The Pentagon has disclosed the list of projects President Donald Trump wants to divert funding from to pay for his proposed border wall along the U.S.-Mexico border. According to the list, which the Defense Department provided to Congress yesterday, the military would take the biggest hits, with dozens, possibly hundreds, of military construction projects at risk of delay or cancellation as a result of the national emergency the president declared last month.
Speaking to CNN, Lieutenant Colonel Joe Buccino, a spokesman for the Pentagon, said should acting Secretary of Defense Patrick Shanahan "determine that construction along the southwest border is necessary to aid the mission of military personnel supporting the Department of Homeland Security, some projects within this pool may be used to fund up to $3.6B in barrier construction."
The list includes projects valued at $12.9 billion that are "unobligated." This means that construction projects have yet to be awarded. Among the projects at risk of being slashed are $41 million for repairs to a heating system at Eielson Air Force Base outside Fairbanks, Alaska, and $17 million for a crash rescue station at Tyndall Air Force Base in Panama City, Florida. The Pentagon has provided minimal guidance as to which of these projects would be cut, however.
Democrats are crying foul, particularly Senator Jack Reed (R.I.), the ranking Democrat on the Senate Armed Services Committee. In a statement, Reed slammed the Trump administration's decision:
“We know President Trump wants to take money from our national security accounts to pay for his wall, and now we have a list of some of the projects and needed base repairs that could be derailed or put on the chopping block as a result.
What President Trump is doing is a slap in the face to our military that makes our border and the country less secure. He is planning to take funds from real, effective operational priorities and needed projects and divert them to his vanity wall. That may help shore up his political base, but it could come at the expense of our military bases and the men and women of our armed forces who rely on them.
A bipartisan majority of Congress went on record in voting to rebuke this ill-conceived idea. Now that members of Congress can see the potential impact this proposal could have on projects in their home states, I hope they will take that into consideration before the vote to override the President’s veto.”
Several high-profile Democrats have joined Reed in condemning the Pentagon's proposal.
Senator Tim Kaine (VA) said the sheer length of the list is evidence that constructing the wall is not "feasible."
Senate Minority Leader Chuck Schumer (NY) said the Pentagon's list "is one reason a bipartisan majority voted to terminate his 'emergency.'"
Senator Cory Booker (NJ), one of the president's more vocal critics, said the United States "should not put our national security at risk for a wall we don't need."
Senator Dick Durbin (IL) was also firm in his disavowal of the list, writing in a series of tweets that Republicans must "put the military ahead of party politics."

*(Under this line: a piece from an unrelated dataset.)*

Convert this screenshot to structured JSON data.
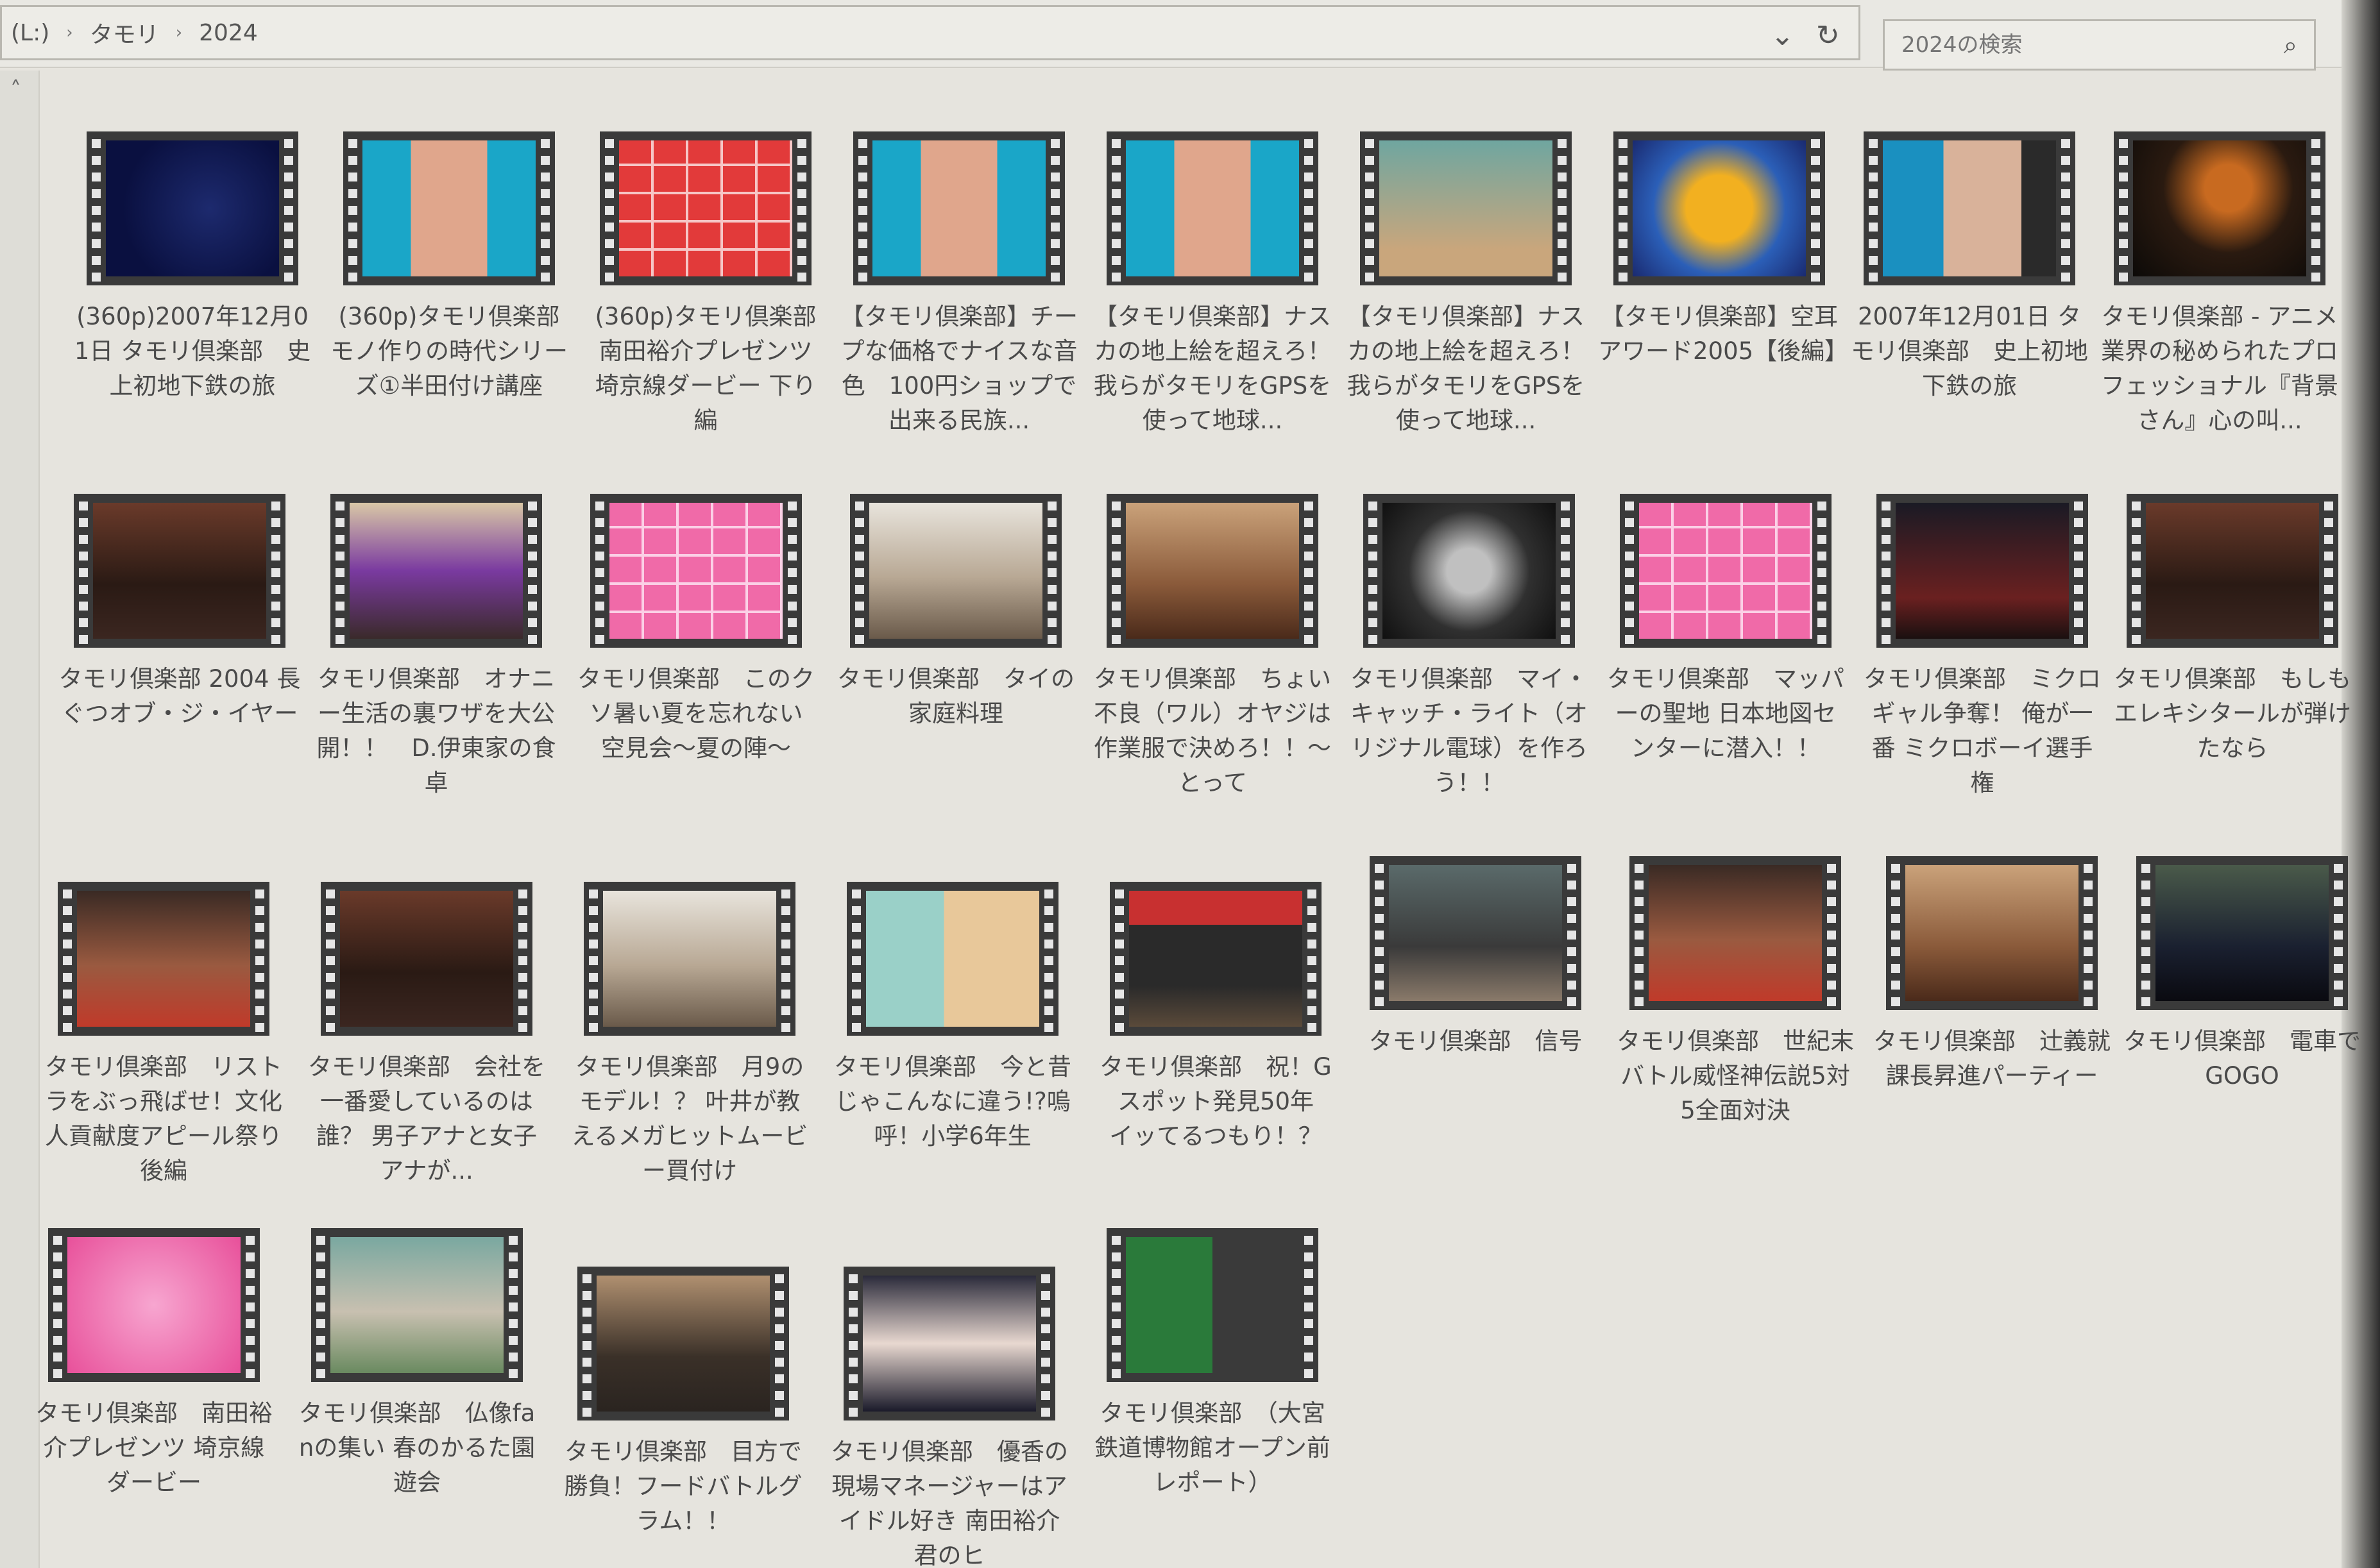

The cuts to military construction projects aren't the only way the president would like to fund the proposed wall. Acting budget chief Russell Vought announced that Trump's proposed 2020 budget asks Congress for an additional $8.6 billion, which would be enough to “finish” the project. That figure is $7 billion more than the Trump administration asked for the border wall in any previous budget requests.
Last week, the White House slammed Democrats in a social media post, using a quote from politician Betsy McCaughey, who served as an economic adviser on Trump's 2016 presidential campaign, to make the case against "weak borders."
President Trump declared a national emergency last month, a move which allows him to access billions of dollars to construct a wall at the U.S.-Mexico border after Congress denied his requests for funding.
The president has been accused of manufacturing a crisis. In fact, his own reasoning was used against him.
“I could do the wall over a longer period of time,” he told NBC’s Peter Alexander when asked about his prior statements on the merits of executive orders, which he had long accused former President Barack Obama of using to circumvent the decisions of Congress. “I didn’t need to do this, but I’d rather do it much faster.”
As he continued to speak during the news conference, the president outlined what would happen next:
“We will have a national emergency. And we will then be sued… And we will possibly get a bad ruling. And then we will get another bad ruling. And then we will end up in the Supreme Court.”
The declaration of a national emergency is the culmination of a long fight over funding for the president’s pet project that resulted in a shutdown that kicked off in December 2018 after he declined to sign a stopgap funding bill because he disagreed with the decision of Congress not to provide the funding he’d requested for his proposed border wall. As the shutdown wore on, he insisted that it was simply a ploy by Democrats to cost him re-election.
Multiple lawsuits have been filed in an effort to halt the president's national emergency declaration. Last week, Congress passed a bipartisan measure blocking the declaration, but Trump vetoed the measure on March 15. It was the first veto of his presidency.